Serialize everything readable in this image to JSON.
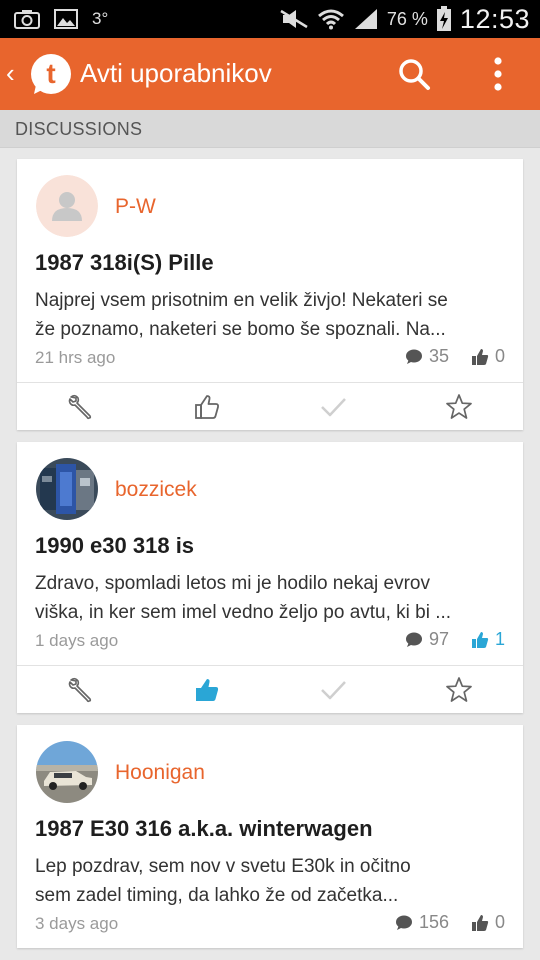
{
  "status_bar": {
    "temperature": "3°",
    "battery_percent": "76 %",
    "time": "12:53"
  },
  "app_bar": {
    "title": "Avti uporabnikov",
    "logo_letter": "t"
  },
  "section": {
    "title": "DISCUSSIONS"
  },
  "colors": {
    "accent": "#e8652d",
    "liked_blue": "#2aa6d6"
  },
  "discussions": [
    {
      "username": "P-W",
      "title": "1987 318i(S) Pille",
      "excerpt_line1": "Najprej vsem prisotnim en velik živjo! Nekateri se",
      "excerpt_line2": "že poznamo, naketeri se bomo še spoznali. Na...",
      "time": "21 hrs ago",
      "comments": "35",
      "likes": "0",
      "liked": false,
      "avatar": "placeholder-user-icon"
    },
    {
      "username": "bozzicek",
      "title": "1990 e30 318 is",
      "excerpt_line1": "Zdravo, spomladi letos mi je hodilo nekaj evrov",
      "excerpt_line2": "viška, in ker sem imel vedno željo po avtu, ki bi ...",
      "time": "1 days ago",
      "comments": "97",
      "likes": "1",
      "liked": true,
      "avatar": "engine-photo"
    },
    {
      "username": "Hoonigan",
      "title": "1987 E30 316 a.k.a. winterwagen",
      "excerpt_line1": "Lep pozdrav, sem nov v svetu E30k in očitno",
      "excerpt_line2": "sem zadel timing, da lahko že od začetka...",
      "time": "3 days ago",
      "comments": "156",
      "likes": "0",
      "liked": false,
      "avatar": "car-photo"
    }
  ]
}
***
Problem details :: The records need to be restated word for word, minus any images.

Output ::
Serialize everything readable in this image to JSON.
{
  "status_bar": {
    "temperature": "3°",
    "battery_percent": "76 %",
    "time": "12:53"
  },
  "app_bar": {
    "title": "Avti uporabnikov",
    "logo_letter": "t"
  },
  "section": {
    "title": "DISCUSSIONS"
  },
  "colors": {
    "accent": "#e8652d",
    "liked_blue": "#2aa6d6"
  },
  "discussions": [
    {
      "username": "P-W",
      "title": "1987 318i(S) Pille",
      "excerpt_line1": "Najprej vsem prisotnim en velik živjo! Nekateri se",
      "excerpt_line2": "že poznamo, naketeri se bomo še spoznali. Na...",
      "time": "21 hrs ago",
      "comments": "35",
      "likes": "0",
      "liked": false,
      "avatar": "placeholder-user-icon"
    },
    {
      "username": "bozzicek",
      "title": "1990 e30 318 is",
      "excerpt_line1": "Zdravo, spomladi letos mi je hodilo nekaj evrov",
      "excerpt_line2": "viška, in ker sem imel vedno željo po avtu, ki bi ...",
      "time": "1 days ago",
      "comments": "97",
      "likes": "1",
      "liked": true,
      "avatar": "engine-photo"
    },
    {
      "username": "Hoonigan",
      "title": "1987 E30 316 a.k.a. winterwagen",
      "excerpt_line1": "Lep pozdrav, sem nov v svetu E30k in očitno",
      "excerpt_line2": "sem zadel timing, da lahko že od začetka...",
      "time": "3 days ago",
      "comments": "156",
      "likes": "0",
      "liked": false,
      "avatar": "car-photo"
    }
  ]
}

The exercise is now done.